Levi Weston continued to work on his wagon building activities, posting lookouts to assure the site where he and his associates worked was not in danger. Although everyone was on alert and careful it turned out they were never in any real danger… but they all certainly felt as if they were throughout September and well into October. News from Westport in late October was most welcome.
Direct link to the next episode in this series of stories
- Weston Wagons West - Ep. L14 - Lincoln won re-election and the war came to an end…
With Lincoln's re-election, plans began for the folks who had left Oak Springs as the war began to make a return to the valley in coming months and years. Early information returned positive results.
The latest novel in "The Homeplace Saga" series of stories
Historical note by the author
As noted in Episode L1 of this series of historical fiction family saga stories, all of the characters in this episode are fictional. Activities and events are consistent with known historical facts, but are entirely fictitious. The Jacob and Levi Weston characters, as well as the McDonalds, were first created as a part of The Homeplace Saga stories collectively identified as The Founding in Missouri. This current Lx series fills in the early years of the lives of Levi, Jacob and their family.
Historical Civil War troop movements and events included in this episode primarily upon Wikipedia entries along with other readings of the author. Any errors are his alone, in the interest of moving the historical fiction story along.

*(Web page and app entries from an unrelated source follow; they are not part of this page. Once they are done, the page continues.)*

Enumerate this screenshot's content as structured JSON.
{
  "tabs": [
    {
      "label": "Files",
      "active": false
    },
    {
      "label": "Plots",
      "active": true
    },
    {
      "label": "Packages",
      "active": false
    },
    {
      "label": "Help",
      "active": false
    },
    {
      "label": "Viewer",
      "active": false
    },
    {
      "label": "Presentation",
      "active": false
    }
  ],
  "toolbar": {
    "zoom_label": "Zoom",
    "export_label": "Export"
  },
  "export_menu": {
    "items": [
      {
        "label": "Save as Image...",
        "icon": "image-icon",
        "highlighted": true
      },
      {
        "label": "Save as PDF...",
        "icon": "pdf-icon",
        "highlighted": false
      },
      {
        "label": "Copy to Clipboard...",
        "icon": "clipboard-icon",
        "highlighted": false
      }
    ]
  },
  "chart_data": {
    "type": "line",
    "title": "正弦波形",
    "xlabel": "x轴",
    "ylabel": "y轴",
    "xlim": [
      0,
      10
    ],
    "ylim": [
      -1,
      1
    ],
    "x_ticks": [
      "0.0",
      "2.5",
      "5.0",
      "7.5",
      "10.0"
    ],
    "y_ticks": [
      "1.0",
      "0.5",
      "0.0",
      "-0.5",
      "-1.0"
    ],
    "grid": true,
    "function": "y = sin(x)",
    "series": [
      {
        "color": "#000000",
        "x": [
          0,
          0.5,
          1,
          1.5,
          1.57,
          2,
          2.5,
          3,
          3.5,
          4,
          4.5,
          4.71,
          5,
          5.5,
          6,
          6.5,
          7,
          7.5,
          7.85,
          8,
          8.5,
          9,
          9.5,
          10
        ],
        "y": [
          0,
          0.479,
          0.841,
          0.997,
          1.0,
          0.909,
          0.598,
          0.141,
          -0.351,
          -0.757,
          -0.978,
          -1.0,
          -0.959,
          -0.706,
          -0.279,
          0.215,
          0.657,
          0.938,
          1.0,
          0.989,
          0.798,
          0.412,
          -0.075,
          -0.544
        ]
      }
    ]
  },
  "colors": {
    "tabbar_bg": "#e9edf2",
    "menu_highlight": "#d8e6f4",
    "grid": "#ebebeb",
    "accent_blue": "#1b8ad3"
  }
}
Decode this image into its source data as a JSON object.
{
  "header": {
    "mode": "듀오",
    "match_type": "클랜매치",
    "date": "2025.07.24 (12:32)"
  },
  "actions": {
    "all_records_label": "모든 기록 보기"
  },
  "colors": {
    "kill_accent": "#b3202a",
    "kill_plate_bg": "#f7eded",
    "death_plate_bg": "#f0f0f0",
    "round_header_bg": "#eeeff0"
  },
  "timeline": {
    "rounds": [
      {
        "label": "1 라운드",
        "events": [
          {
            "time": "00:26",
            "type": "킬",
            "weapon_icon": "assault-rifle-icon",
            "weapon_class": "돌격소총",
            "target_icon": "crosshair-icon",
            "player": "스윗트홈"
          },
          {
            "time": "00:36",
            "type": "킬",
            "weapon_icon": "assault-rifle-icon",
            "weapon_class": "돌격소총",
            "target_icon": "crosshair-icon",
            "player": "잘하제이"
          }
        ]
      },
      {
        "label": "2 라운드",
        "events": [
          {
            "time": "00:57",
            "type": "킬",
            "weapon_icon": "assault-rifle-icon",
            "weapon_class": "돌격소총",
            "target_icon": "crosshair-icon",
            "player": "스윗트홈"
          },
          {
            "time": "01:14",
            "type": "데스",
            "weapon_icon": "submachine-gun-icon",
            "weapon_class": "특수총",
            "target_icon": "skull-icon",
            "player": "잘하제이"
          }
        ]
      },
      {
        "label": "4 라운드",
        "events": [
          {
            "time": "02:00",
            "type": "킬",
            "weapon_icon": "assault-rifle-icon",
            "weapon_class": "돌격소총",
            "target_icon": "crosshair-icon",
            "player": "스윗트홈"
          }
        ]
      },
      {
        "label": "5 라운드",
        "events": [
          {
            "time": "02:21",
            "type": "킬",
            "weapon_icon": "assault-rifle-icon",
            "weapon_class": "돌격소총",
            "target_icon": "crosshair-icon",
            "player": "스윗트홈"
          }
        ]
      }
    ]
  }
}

Some of the stories of the forthcoming "American Centennial at the Homeplace: The Founding (1833-1875)" collection of historical fiction family saga short stories are being published on "The Homeplace Saga" blog, found at the link, below, including those introducing Levi and Jacob Weston. In the links below, I've included one to the more detailed story of Oak Springs during the Civil War.
“The Homeplace Saga” historical fiction family saga stories are the creation of the author, William Leverne Smith, also known as “Dr. Bill.”
Learn more about "The Homeplace Saga" stories
- "The Homeplace Saga" Blog
The home blog for "The Homeplace Saga" series of historical fiction family saga stories set in the southern Missouri Ozarks. All updates of the series are mentioned here, regardless of platform. Watch of the release of the forthcoming collection.
- "The Homeplace Saga" Blog: Today's Thoughts on… Part III, of the Founding Book-the rest
A useful link to the happenings in Oak Springs during the Civil War